Therefore my key priority for year three is to take out the remaining £4,500 from my initial deposits – as a minimum, but more if I can. Not because I think Sorare is likely to hit any trouble over the next year but I do think growth will naturally slow at some stage and I want to make sure I make the most of my head-start on the platform.

I also need to start pulling some better rewards.
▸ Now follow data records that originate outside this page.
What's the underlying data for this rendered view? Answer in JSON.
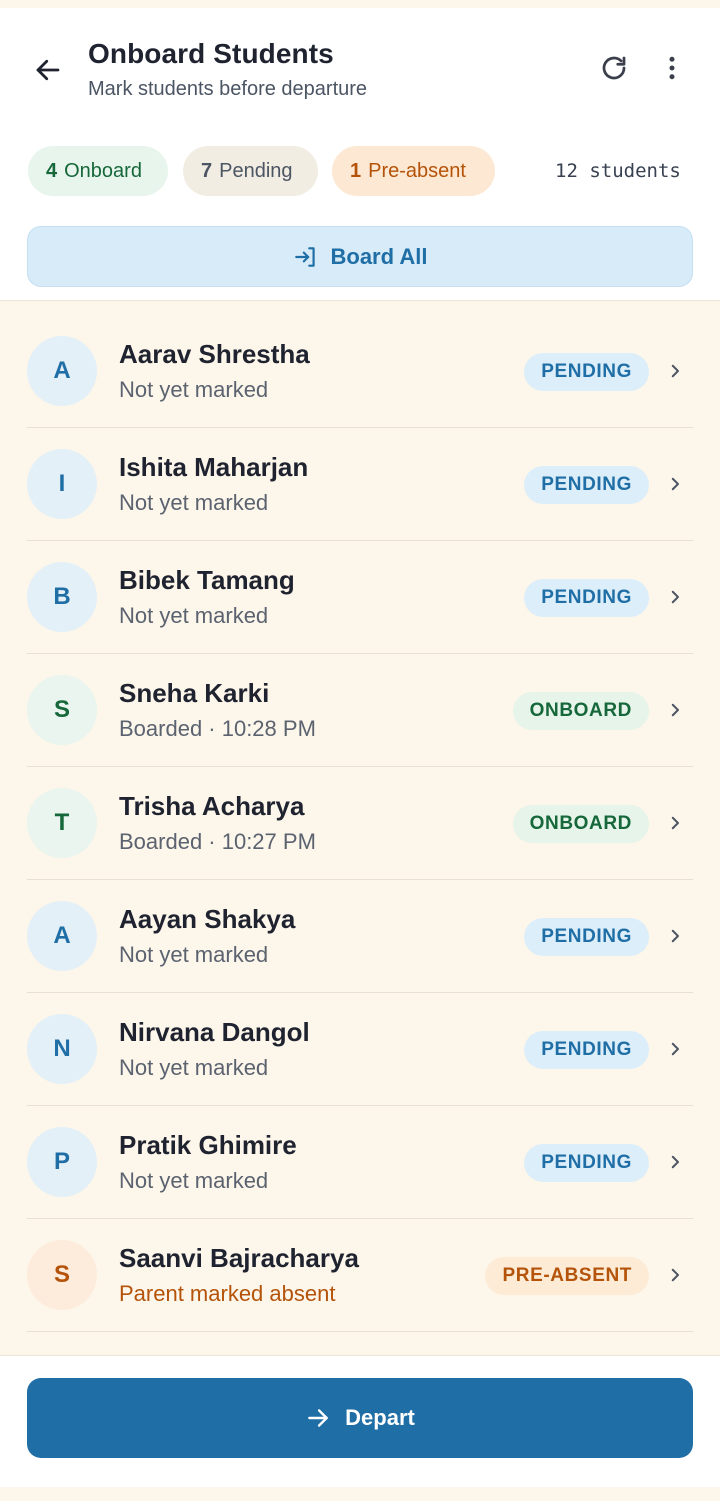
{
  "header": {
    "title": "Onboard Students",
    "subtitle": "Mark students before departure"
  },
  "summary": {
    "onboard_count": "4",
    "onboard_label": "Onboard",
    "pending_count": "7",
    "pending_label": "Pending",
    "preabsent_count": "1",
    "preabsent_label": "Pre-absent",
    "total": "12 students"
  },
  "actions": {
    "board_all": "Board All",
    "depart": "Depart"
  },
  "students": [
    {
      "initial": "A",
      "name": "Aarav Shrestha",
      "status_text": "Not yet marked",
      "badge": "PENDING",
      "status": "pending"
    },
    {
      "initial": "I",
      "name": "Ishita Maharjan",
      "status_text": "Not yet marked",
      "badge": "PENDING",
      "status": "pending"
    },
    {
      "initial": "B",
      "name": "Bibek Tamang",
      "status_text": "Not yet marked",
      "badge": "PENDING",
      "status": "pending"
    },
    {
      "initial": "S",
      "name": "Sneha Karki",
      "status_text": "Boarded · 10:28 PM",
      "badge": "ONBOARD",
      "status": "onboard"
    },
    {
      "initial": "T",
      "name": "Trisha Acharya",
      "status_text": "Boarded · 10:27 PM",
      "badge": "ONBOARD",
      "status": "onboard"
    },
    {
      "initial": "A",
      "name": "Aayan Shakya",
      "status_text": "Not yet marked",
      "badge": "PENDING",
      "status": "pending"
    },
    {
      "initial": "N",
      "name": "Nirvana Dangol",
      "status_text": "Not yet marked",
      "badge": "PENDING",
      "status": "pending"
    },
    {
      "initial": "P",
      "name": "Pratik Ghimire",
      "status_text": "Not yet marked",
      "badge": "PENDING",
      "status": "pending"
    },
    {
      "initial": "S",
      "name": "Saanvi Bajracharya",
      "status_text": "Parent marked absent",
      "badge": "PRE-ABSENT",
      "status": "preabsent"
    }
  ],
  "colors": {
    "primary": "#1f6ea6",
    "onboard": "#16673a",
    "preabsent": "#b45309",
    "background": "#fdf6ea"
  }
}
Grinding out tier 3s every week is lovely but with a gallery of my size I should be doing better than that, and a few big rewards would help to move me closer to my goal of zero net deposits.

I had considered pulling out from Champion Europe this year, just because of the difficulty of beating Bayern and PSG stacks (and the historical data which tells me I suck at Champion Europe). The trouble is, there is just as much of an issue with stacking in Challenger Europe, plus the Champion Europe cards can be useful in the quieter midweek periods, later on in the season.

Regardless of whether I consolidate divisions, I definitely want to consolidate my cards a bit more. For the number of SO5 teams I line up each week, 80 cards would be more than enough – and actually, 60 really good cards would probably be even better. So I need to shave another 25% or so off my gallery size over the next year.

Again, it’s quality over quantity I want to aim for.

But it’s not all about making money. The real value in Sorare is in the entertainment, the building of your football knowledge and the friends you make along the way. That’s kinda priceless right? And it’s for that reason that I’m really looking forward to my next year on the platform, even if I only manage to maintain my rather mediocre form!

If you want a mediocre (but honest) guide to getting started on Sorare I’d be really happy to help you. Click the button below to get started and get in touch so I can walk you through the basics.

Leave a Reply

Fill in your details below or click an icon to log in: Logo

You are commenting using your account. Log Out /  Change )

Facebook photo

You are commenting using your Facebook account. Log Out /  Change )

Connecting to %s